As brothers (now and always, until the day we die), we have an obligation to provide space for each other to be heard, listened to and cared for. This is a remarkable opportunity on the flip side, as it is increasingly rare in American culture to have a solid support group. Each of us has, at various times, a slew of of issues that could be helpful to contextualize within the schema of life. Having caring brothers around allows for growth through self-reflection. In order to do this, though, our own thoughts and presuppositions must be removed. Our focus on tertiary things (like schoolwork to be done, ladies to impress, parties to prep for, businesses to start, etc.) when in conversation with others is what is known as “static.” We carry this into interactions and lose out on true connections because of it. Often, it is completely justifiable why we hold on to these thoughts – emotional connections to situations (as in, you just had a family member die and cannot remove them from your thoughts), necessary logistical work (like upcoming papers or tests), or even just items that are more interesting or engaging than what is currently happening (seriously, is that girl single?). But justified or not, bringing static in only hinders effective communication and as a result, retards care.
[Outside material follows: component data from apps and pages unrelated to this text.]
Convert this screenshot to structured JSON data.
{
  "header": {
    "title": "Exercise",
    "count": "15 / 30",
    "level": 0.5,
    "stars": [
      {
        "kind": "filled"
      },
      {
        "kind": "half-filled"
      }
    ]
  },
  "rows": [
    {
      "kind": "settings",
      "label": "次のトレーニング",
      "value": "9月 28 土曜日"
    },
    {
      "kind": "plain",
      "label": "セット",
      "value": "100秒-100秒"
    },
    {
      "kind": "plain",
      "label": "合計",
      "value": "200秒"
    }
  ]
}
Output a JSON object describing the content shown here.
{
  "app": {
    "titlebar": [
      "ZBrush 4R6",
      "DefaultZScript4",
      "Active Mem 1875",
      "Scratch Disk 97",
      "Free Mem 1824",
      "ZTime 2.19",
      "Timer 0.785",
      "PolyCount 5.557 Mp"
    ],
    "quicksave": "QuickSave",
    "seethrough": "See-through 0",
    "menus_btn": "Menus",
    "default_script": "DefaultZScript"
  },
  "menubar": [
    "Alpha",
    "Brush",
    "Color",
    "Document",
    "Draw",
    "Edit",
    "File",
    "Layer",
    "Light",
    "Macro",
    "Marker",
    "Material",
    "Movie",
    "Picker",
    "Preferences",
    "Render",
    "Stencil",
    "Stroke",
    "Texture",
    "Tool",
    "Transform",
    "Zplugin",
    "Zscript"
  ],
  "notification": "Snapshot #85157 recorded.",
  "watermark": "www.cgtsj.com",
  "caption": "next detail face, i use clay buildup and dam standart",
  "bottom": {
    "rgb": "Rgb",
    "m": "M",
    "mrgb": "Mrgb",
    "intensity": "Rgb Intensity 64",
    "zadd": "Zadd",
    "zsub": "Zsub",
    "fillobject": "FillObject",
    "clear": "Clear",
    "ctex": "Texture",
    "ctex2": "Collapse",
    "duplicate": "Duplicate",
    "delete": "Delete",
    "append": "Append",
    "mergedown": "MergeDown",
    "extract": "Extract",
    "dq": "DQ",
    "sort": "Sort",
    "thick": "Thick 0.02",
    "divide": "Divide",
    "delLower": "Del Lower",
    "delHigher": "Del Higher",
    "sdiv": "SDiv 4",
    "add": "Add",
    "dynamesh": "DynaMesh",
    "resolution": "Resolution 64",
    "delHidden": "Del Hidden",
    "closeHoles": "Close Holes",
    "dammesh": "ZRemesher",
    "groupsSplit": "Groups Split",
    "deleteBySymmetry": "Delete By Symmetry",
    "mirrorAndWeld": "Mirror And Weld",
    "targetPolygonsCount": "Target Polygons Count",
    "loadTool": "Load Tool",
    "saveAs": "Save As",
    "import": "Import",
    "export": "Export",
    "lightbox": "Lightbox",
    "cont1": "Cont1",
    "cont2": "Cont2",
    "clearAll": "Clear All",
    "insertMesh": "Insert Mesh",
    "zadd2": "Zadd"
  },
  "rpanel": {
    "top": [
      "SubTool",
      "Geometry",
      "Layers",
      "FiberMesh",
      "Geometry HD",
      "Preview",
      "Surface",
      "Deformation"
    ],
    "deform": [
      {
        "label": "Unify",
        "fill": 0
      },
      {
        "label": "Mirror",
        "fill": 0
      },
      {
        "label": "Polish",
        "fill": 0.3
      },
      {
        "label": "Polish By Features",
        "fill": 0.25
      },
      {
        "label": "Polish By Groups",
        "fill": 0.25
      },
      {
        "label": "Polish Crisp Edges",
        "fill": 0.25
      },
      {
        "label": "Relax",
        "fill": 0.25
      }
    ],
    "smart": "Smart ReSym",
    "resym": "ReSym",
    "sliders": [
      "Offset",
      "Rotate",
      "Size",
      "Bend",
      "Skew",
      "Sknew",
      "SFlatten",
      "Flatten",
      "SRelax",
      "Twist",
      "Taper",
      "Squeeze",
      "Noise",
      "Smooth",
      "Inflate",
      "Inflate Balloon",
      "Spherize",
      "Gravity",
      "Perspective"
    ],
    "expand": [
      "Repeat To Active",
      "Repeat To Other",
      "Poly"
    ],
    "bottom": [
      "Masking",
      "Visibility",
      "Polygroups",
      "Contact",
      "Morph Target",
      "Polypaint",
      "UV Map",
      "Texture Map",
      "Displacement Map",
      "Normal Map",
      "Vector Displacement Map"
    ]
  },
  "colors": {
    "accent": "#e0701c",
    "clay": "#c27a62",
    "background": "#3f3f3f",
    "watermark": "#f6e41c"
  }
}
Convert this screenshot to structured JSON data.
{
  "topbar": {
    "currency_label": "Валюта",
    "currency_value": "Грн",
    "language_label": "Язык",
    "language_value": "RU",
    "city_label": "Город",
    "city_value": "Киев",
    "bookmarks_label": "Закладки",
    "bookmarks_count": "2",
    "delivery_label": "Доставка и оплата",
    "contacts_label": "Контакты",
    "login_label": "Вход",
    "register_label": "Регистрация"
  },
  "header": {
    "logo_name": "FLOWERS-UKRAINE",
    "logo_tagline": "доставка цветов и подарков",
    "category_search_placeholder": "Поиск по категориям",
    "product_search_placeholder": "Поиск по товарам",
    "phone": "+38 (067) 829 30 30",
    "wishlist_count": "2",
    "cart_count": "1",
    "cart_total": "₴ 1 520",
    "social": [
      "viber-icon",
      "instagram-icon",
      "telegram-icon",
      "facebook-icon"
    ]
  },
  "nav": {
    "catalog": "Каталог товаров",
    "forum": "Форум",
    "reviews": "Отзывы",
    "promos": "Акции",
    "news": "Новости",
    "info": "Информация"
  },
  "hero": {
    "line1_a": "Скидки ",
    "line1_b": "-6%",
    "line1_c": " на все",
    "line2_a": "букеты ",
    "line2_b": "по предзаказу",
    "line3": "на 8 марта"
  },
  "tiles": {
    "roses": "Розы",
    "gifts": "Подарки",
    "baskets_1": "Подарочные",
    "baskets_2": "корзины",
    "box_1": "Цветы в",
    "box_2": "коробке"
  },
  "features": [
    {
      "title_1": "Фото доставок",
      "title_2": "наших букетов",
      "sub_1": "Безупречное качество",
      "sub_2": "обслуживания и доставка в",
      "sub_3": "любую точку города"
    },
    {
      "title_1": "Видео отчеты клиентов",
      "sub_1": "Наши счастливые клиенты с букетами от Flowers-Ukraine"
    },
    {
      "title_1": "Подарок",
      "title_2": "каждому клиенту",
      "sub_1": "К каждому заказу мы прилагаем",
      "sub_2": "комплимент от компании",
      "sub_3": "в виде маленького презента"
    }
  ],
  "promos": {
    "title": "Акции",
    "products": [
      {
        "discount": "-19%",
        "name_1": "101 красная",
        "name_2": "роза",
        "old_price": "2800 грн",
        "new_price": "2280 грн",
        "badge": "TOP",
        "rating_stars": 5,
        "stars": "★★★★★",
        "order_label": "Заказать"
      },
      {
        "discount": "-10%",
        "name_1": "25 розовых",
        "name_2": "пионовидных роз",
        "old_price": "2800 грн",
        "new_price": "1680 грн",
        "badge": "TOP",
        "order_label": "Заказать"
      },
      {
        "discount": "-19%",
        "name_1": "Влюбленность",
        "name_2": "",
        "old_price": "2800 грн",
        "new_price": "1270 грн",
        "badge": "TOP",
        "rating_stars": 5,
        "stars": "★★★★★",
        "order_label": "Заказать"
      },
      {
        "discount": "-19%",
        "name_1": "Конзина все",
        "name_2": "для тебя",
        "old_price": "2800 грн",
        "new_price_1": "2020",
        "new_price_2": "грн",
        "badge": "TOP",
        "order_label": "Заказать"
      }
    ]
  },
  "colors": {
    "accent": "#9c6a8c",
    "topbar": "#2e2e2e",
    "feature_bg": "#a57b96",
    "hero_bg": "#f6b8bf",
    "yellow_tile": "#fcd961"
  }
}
Taking time to empty ones thoughts before engaging a brother is a sure sign of intentional caring. Now, I don’t think every, or even most, interactions warrant this mentality; however, some conversations clearly do. This is the challenge – when a difficult or important topic arises, take a moment to center yourself and focus solely on the other person. This allows us not to paint their words with our own beliefs, and truly hearing someone is one of the most helpful ways to care for them.

This may only be useful once or twice in your college career. If you make a point of opening yourself to being static-free, it will likely happen more and more. Regardless, let yourself be marked by a totally open listening stance. The men around you need it just as you need it from them.